In the book The Outsiders, what was Johnny's relationship with his parents like?

Expert Answers
sciftw eNotes educator| Certified Educator

Johnny's relationship with his parents is nonexistent. Sure, Johnny interacts with his parents, but that does not mean that he has a relationship with his parents. I suppose that a case could be made that any interaction is indicative of a relationship. If that is the case, then Johnny's relationship with his parents is unhealthy. They abuse him both physically and emotionally. Johnny's father is a drunk—a mean and violent drunk, to be specific, and he frequently beats Johnny. Johnny's mother does nothing to intervene and stop the beatings, nor does she do anything to console Johnny afterward. She either verbally abuses Johnny or completely ignores him. It's no wonder that Johnny feels love and companionship from the Greasers. Johnny's home life has left him quite skittish, which is why Ponyboy describes Johnny as

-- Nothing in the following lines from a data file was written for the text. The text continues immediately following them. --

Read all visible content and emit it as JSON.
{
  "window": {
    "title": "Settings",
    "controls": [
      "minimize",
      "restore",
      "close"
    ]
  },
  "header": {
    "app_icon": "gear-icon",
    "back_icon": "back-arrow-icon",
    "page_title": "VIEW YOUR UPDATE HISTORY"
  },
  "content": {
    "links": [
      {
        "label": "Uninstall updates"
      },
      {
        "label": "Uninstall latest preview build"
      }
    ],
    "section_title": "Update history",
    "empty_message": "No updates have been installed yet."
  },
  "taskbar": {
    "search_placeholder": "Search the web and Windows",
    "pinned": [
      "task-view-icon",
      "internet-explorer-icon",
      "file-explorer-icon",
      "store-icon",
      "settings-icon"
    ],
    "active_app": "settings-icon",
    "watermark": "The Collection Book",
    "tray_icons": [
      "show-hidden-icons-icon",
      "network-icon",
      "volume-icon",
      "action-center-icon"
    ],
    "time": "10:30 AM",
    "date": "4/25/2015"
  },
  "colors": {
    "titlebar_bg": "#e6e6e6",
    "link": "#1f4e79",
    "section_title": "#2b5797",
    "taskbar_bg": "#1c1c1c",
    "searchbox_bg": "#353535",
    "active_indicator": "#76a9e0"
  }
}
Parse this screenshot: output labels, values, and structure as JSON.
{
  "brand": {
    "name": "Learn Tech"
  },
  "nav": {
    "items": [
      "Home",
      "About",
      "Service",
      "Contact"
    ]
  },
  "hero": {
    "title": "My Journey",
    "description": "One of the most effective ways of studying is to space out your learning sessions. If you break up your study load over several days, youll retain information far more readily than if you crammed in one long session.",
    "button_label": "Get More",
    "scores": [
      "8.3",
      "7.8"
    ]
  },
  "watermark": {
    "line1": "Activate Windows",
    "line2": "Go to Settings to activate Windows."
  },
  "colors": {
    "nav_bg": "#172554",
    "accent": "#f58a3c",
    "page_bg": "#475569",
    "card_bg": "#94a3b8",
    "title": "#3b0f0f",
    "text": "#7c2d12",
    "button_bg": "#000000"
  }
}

"a little dark puppy that has been kicked too many times and is lost in a crowd of strangers."

renelane eNotes educator| Certified Educator

Johnny is beaten by his father, a drunk, and ignored by his mother. Johnny stays around for his friends, the adult world has no use for him. Even his teachers think he is ignorant.

ik9744 | Student

Johnny and his parents hated each other. Johnny usually gets send out of the house at night and sleeps in the parking lot. His parents also abused him